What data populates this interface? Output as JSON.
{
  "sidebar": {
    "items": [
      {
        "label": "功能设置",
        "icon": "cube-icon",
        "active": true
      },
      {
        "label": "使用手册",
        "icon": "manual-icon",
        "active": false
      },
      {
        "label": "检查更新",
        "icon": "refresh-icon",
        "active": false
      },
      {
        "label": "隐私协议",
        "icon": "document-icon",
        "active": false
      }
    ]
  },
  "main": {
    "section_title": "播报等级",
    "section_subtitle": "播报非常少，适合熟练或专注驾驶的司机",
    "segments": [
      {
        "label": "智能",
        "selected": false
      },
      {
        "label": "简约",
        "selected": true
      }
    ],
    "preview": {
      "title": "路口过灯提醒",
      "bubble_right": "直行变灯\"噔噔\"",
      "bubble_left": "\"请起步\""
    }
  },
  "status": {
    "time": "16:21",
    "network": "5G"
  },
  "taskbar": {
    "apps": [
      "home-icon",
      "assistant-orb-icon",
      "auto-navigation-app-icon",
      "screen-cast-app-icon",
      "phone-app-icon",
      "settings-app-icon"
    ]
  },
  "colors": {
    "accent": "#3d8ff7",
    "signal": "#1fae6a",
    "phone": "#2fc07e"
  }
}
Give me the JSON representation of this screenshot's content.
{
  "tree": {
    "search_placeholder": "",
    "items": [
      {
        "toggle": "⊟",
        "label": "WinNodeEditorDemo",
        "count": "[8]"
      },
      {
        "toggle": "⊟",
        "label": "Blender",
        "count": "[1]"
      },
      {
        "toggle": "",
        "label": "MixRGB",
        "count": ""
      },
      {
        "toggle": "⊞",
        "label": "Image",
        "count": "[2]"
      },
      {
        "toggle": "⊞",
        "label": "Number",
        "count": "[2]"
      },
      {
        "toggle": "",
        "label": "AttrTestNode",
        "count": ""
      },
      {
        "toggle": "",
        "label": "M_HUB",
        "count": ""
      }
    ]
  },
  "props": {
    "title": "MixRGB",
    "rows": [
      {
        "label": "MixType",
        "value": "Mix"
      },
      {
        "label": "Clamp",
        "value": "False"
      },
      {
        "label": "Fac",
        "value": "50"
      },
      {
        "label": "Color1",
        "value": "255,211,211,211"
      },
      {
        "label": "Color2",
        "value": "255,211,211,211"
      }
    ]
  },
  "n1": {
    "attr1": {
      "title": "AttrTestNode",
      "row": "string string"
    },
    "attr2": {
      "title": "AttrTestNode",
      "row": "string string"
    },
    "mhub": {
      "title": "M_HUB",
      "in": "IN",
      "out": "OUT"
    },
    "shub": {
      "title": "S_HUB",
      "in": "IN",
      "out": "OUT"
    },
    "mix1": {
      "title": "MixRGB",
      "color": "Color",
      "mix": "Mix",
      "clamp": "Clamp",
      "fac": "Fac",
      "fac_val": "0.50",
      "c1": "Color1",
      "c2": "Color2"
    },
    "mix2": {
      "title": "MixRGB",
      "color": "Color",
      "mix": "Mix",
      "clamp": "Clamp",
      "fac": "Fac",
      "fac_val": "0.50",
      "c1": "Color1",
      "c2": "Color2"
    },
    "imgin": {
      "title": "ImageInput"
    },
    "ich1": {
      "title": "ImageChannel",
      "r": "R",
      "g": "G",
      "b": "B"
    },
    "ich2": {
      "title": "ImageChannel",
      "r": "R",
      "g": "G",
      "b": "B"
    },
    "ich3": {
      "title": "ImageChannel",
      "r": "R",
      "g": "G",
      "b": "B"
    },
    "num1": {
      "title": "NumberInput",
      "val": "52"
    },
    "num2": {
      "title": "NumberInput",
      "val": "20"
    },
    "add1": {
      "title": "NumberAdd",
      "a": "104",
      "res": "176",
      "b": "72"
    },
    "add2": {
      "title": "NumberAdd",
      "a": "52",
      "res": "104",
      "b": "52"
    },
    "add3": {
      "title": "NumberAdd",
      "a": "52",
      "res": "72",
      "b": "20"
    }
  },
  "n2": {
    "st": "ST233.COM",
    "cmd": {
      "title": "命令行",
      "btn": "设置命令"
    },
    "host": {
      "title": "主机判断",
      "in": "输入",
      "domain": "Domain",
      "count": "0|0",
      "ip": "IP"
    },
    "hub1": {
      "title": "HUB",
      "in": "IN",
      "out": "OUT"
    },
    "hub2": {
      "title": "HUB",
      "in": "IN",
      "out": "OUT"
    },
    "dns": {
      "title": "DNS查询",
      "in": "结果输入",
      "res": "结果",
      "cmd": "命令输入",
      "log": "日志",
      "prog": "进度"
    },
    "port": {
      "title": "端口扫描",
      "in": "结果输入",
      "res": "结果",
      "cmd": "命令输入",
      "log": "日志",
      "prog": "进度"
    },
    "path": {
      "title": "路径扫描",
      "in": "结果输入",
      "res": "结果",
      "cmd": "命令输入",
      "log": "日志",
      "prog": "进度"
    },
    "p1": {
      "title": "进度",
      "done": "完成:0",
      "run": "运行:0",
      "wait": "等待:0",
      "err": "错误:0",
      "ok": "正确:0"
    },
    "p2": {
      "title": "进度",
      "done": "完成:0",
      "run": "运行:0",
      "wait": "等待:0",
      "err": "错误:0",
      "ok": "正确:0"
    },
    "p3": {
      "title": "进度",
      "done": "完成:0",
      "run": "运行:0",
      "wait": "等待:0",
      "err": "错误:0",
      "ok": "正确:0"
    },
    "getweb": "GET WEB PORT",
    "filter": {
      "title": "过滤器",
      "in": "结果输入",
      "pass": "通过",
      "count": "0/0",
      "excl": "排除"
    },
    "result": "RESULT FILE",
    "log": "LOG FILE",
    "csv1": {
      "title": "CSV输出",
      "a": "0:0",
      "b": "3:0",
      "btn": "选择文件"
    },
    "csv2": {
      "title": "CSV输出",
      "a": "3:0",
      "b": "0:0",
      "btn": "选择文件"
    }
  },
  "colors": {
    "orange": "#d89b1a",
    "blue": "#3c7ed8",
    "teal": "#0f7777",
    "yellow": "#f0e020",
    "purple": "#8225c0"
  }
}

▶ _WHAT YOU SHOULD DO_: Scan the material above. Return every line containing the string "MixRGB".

▶ _RESPONSE TO THE TASK_:
        "label": "MixRGB",
    "title": "MixRGB",
      "title": "MixRGB",
      "title": "MixRGB",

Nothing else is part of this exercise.